The new novels by Karin Fossum of Norway and Stuart Neville of Northern Ireland have little in common (except for being works by two of the most prominent and accomplished crime novels working today). Both, however, demonstrate an inevitability in their motion toward a conclusion, and a tragic sense of character that determines the story.
Neville's So Say the Fallen continues the story of Belfast detective Serena Flanagan, the central character in two of his previous books. This time, she reluctantly takes on the case of the apparent suicide of a wealthy car dealer who was the victim of a car crash in which he had lost his legs. He and his wife had also in the recent past lost their young child in a swimming accident while on vacation in Spain, death and disaster seemingly following them around.

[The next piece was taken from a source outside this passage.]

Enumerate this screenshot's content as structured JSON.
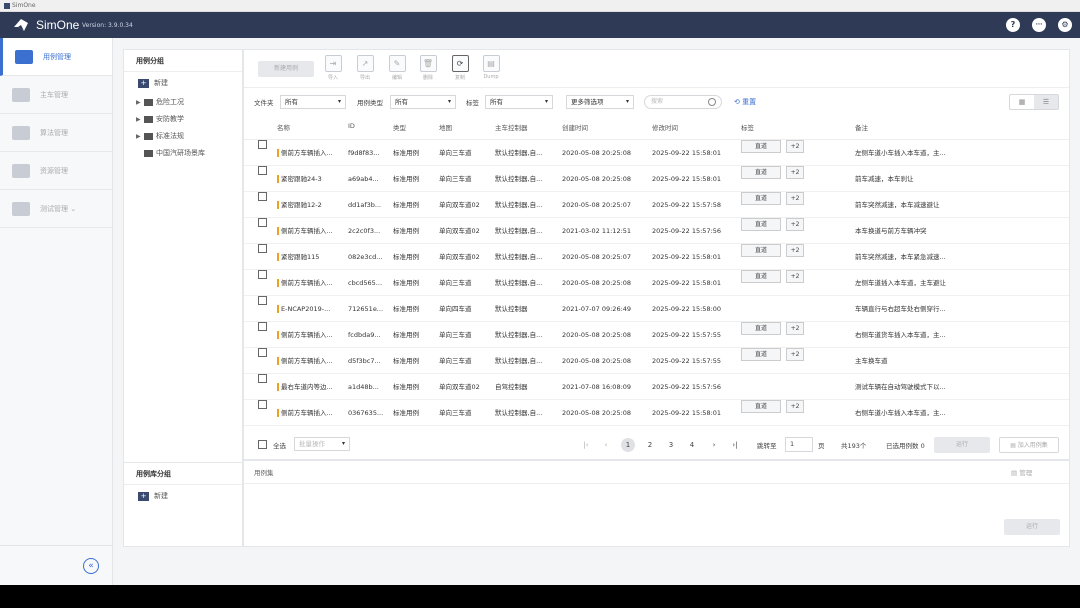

But details of the crime scene make Flanagan uneasy. Among the witnesses she interviews is the minister in whose church the dead man had been active, and Flanagan begins to gravitate toward him in her personal search for a way out of the miseries of her own life. As she comes closer to the preacher, we also learn the real circumstances of the death, in the portions of the narrative from the minister's point of view, and the alternating perspectives on what is and has been going on enlist the reader as a witness to a tragedy of ambition, deceit, ruthlesness, and despair. Flanagan herself navigates a difficult and finally dangerous path through the collapse of the lives of everyone involved.

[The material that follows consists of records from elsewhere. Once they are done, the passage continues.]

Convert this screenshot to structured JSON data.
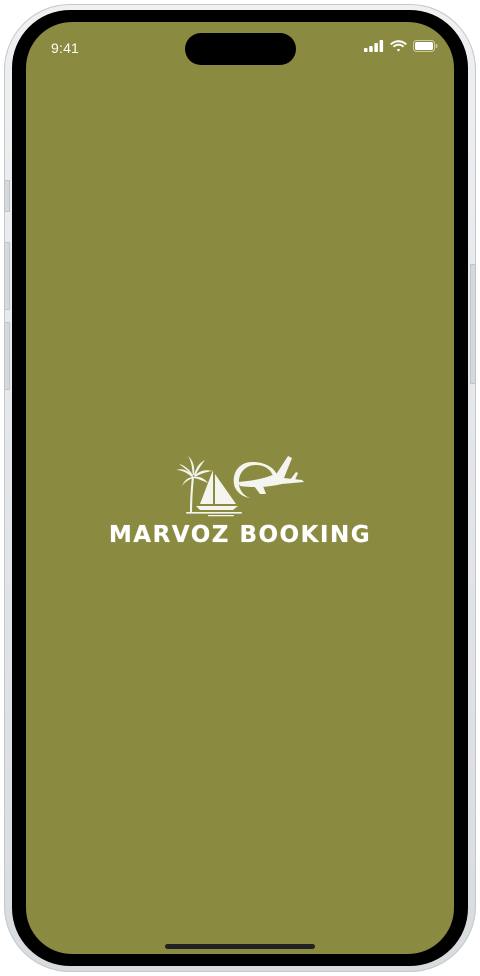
{
  "status_bar": {
    "time": "9:41",
    "icons": [
      "cellular-signal-icon",
      "wifi-icon",
      "battery-icon"
    ]
  },
  "splash": {
    "brand_name": "MARVOZ BOOKING",
    "logo_icons": [
      "palm-tree-icon",
      "sailboat-icon",
      "airplane-icon"
    ]
  },
  "colors": {
    "background": "#8a8a40",
    "logo": "#ffffff",
    "bezel": "#000000",
    "frame": "#e6e8ea"
  }
}
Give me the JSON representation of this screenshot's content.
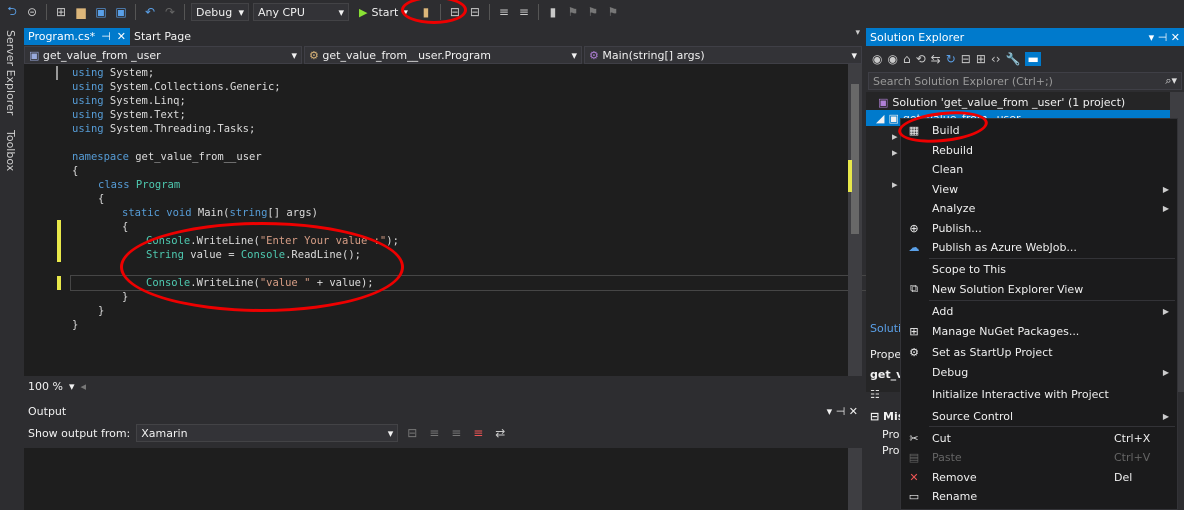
{
  "toolbar": {
    "config": "Debug",
    "platform": "Any CPU",
    "start_label": "Start"
  },
  "left_strip": {
    "server_explorer": "Server Explorer",
    "toolbox": "Toolbox"
  },
  "tabs": [
    {
      "label": "Program.cs*",
      "active": true
    },
    {
      "label": "Start Page",
      "active": false
    }
  ],
  "nav": {
    "project": "get_value_from _user",
    "class": "get_value_from__user.Program",
    "member": "Main(string[] args)"
  },
  "code": {
    "l1": "using System;",
    "l2": "using System.Collections.Generic;",
    "l3": "using System.Linq;",
    "l4": "using System.Text;",
    "l5": "using System.Threading.Tasks;",
    "l7kw": "namespace",
    "l7rest": " get_value_from__user",
    "l8": "{",
    "l9kw": "class",
    "l9ty": " Program",
    "l10": "{",
    "l11a": "static void",
    "l11b": " Main(",
    "l11c": "string",
    "l11d": "[] args)",
    "l12": "{",
    "l13a": "Console",
    "l13b": ".WriteLine(",
    "l13c": "\"Enter Your value :\"",
    "l13d": ");",
    "l14a": "String",
    "l14b": " value = ",
    "l14c": "Console",
    "l14d": ".ReadLine();",
    "l16a": "Console",
    "l16b": ".WriteLine(",
    "l16c": "\"value \"",
    "l16d": " + value);",
    "l17": "}",
    "l18": "}",
    "l19": "}"
  },
  "zoom": "100 %",
  "output": {
    "title": "Output",
    "show_from_label": "Show output from:",
    "source": "Xamarin"
  },
  "solution_explorer": {
    "title": "Solution Explorer",
    "search_placeholder": "Search Solution Explorer (Ctrl+;)",
    "solution_label": "Solution 'get_value_from _user' (1 project)",
    "project_label": "get_value_from _user",
    "partial_tab": "Solutio",
    "partial_props": "Proper",
    "partial_getv": "get_v",
    "partial_mis": "Mis",
    "partial_pro1": "Pro",
    "partial_pro2": "Pro"
  },
  "context_menu": [
    {
      "label": "Build",
      "icon": "build-icon"
    },
    {
      "label": "Rebuild"
    },
    {
      "label": "Clean"
    },
    {
      "label": "View",
      "submenu": true
    },
    {
      "label": "Analyze",
      "submenu": true
    },
    {
      "label": "Publish...",
      "icon": "globe-icon"
    },
    {
      "label": "Publish as Azure WebJob...",
      "icon": "cloud-icon"
    },
    {
      "label": "Scope to This"
    },
    {
      "label": "New Solution Explorer View",
      "icon": "window-icon"
    },
    {
      "label": "Add",
      "submenu": true
    },
    {
      "label": "Manage NuGet Packages...",
      "icon": "nuget-icon"
    },
    {
      "label": "Set as StartUp Project",
      "icon": "gear-icon"
    },
    {
      "label": "Debug",
      "submenu": true
    },
    {
      "label": "Initialize Interactive with Project"
    },
    {
      "label": "Source Control",
      "submenu": true
    },
    {
      "label": "Cut",
      "shortcut": "Ctrl+X",
      "icon": "scissors-icon"
    },
    {
      "label": "Paste",
      "shortcut": "Ctrl+V",
      "disabled": true,
      "icon": "paste-icon"
    },
    {
      "label": "Remove",
      "shortcut": "Del",
      "icon": "x-icon"
    },
    {
      "label": "Rename",
      "icon": "rename-icon"
    }
  ],
  "colors": {
    "accent": "#007acc",
    "annotation": "#ee0000"
  }
}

Fossum's Hell Fire is also a split narrative, offering three perspectives on the murder of a single mother, Bonnie Hayden, and her young son, Simon, in a caravan parked on a corner of a Norwegian farmer's property. Inspector Konrad Sejer, Fossum's usual policeman, has no clues and simply keeps dogging the case and reinterviewing possible witnesses, hoping for a breakthrough.
The other two narratives follow the seemingly disconnected stories of the mother, who is working as a home help assistant, and another mother and son, Mass Malthe and her seemingly autistic (though the word is never mentioned) son Eddie, in his twenties but still living with his mother and almost completely dependent on her, through his own laziness and antisocial character and her indulgence of his habits.
We follow Bonnie on her rounds as she takes care of her sometimes troublesome and sometimes friendly clients, and we witness Eddie's on-again, off-again on-line search for the grave of the father that abandoned him and then died in a foreign country. The tragedy here also has an inevitable quality, but the emotions and personality traits that drive that inevitability are more subtle and claustrophobic than those in Neville's novel. We don't know what the circumstances of Bonnie's and Simon's death were until late in the novel, but from the beginning there is a sense of fatal loss and social failure that give the novel its tragic character. Fossum's novels don't adhere to a single structure, and Sejer is a more important character in some of them than in others (among those in which he's a character at all). Here he's a stand-in for the reader, a helpless witness to the catastrophe of two families.